Initial Publication Date: August 12, 2008

Normal Climate Patterns

Part C: Maps that Describe Climate

While graphs can show us how climate changes over time, maps give us a chance to see how climate varies across an area such as a region, continent, or the even the whole world. In this next section, you will generate and view maps of average annual temperature and precipitation.

Map of Mean Annual Temperature Contiguous United States. Source: NCDC. Click image for a larger view.

  1. To generate map views of mean temperature and precipitation patterns across the contiguous United States, access NOAA's U.S. Climate Atlas.
  2. At the Climate Atlas site, select the Variable "Max Temp" located on the left side of the page. Select "Climatology" for the Year. Select "Annual" for the Month.
  3. On the map below, you will see the average maximum temperatures.
  4. To the right, click the "Off" button below Compare, and you will be able to compare two maps.
  5. In the second selection set that appears, choose "Min Temp", "Climatology", and "Annual". Make sure that the "Over" button below "On" is selected. Now you can slide the bar to compare the two maps. The map for the upper line options will be on the left, and the map for the lower line will be on the right.
  6. Check the average temperatures at your location.
  7. Change your "Min Temp" Variable to "Precip" to view average annual precipitation. Compare this map with your Avg Maximum Temperature map. Identify and explore patterns between the two maps. Do the same with Minimum Temperature and Precipitation.
  8. Explore a few years and months to compare.

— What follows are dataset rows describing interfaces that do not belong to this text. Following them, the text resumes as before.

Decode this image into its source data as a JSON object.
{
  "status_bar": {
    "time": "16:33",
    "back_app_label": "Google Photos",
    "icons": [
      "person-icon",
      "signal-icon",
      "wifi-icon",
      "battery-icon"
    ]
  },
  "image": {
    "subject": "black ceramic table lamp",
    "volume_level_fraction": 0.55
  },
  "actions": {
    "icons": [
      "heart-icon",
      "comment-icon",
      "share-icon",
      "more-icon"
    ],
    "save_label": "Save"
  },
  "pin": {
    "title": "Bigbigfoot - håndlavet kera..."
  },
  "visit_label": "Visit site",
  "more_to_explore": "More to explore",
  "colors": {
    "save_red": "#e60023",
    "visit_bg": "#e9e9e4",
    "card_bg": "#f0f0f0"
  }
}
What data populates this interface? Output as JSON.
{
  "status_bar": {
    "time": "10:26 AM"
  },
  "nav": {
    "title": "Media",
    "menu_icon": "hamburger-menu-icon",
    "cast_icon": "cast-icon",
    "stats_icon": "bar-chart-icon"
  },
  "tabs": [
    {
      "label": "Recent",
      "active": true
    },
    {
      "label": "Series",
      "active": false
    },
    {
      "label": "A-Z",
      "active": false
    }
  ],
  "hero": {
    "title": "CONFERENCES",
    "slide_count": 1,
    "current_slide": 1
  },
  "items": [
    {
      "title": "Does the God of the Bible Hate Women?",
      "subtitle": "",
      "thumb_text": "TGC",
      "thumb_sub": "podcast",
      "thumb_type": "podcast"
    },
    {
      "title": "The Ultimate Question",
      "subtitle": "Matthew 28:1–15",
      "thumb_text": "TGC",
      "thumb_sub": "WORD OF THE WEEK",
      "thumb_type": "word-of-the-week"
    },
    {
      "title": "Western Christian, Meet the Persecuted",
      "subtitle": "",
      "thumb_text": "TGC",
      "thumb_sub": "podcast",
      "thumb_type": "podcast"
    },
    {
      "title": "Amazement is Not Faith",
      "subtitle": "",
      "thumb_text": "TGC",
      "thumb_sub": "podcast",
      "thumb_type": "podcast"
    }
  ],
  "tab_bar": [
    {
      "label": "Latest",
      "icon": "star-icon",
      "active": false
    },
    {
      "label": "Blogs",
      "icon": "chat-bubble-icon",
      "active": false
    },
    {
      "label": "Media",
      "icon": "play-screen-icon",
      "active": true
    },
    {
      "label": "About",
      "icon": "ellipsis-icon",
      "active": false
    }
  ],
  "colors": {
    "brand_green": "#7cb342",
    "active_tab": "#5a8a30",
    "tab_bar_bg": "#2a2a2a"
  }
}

Stop and Think

9. Use the maps you generated to describe the normal weather for May in your location.
10. Discuss the advantages and disadvantages of graphical and map-based representations for climate. Which do you prefer? What information can you get from one that is not available from the other?

Communicate what you've learned about climate

Prepare a one-page handout, a poster, or an electronic presentation that communicates the normal climate of an area. Your teacher may assign you a specific region, state, or climate division within a state so that the class can compare climate patterns across an area. Go back to websites that you used in this lesson to generate graphs and maps that describe some aspect of the climate particularly well. Capture them as screen shots for use in your presentation.

  1. Be sure that any color-coded maps you use include the legend so that viewers will be able to interpret the meaning of the colors on the maps.
  2. Include clear, concise descriptions of the information contained in each of your graphs and maps. Remember that you developed your understanding of these graphics through repeated explorationwrite your descriptions clearly enough so that someone who is seeing the graphic for the first time will be able to interpret it.
  3. Include a location map so that viewers can see the location of your area within a larger context.
    • On a Windows computer, press Alt and Printscreen at the same time; this will save an image of the screen in the computer's clipboard. Place the image in a presentation document by choosing Edit > Paste.
    • On a Macintosh, press shift-command-4 (command key=apple key) and drag a box over the area of the map you want to capture. This will produce a .png file on your desktop. Use Insert > Picture > From File to place the image into your presentation document.

Optional Extensions

Select and view other maps of climate at the PRISM website. This site allows you to select average, monthly, and anomaly datasets. You can use their internet map server for dynamic maps of temperature, precipitation, dew point data. Explore your region more closely with this tool.

Browse more recent maps and graphs of climate on Data Snapshots and Dataset Gallery pages.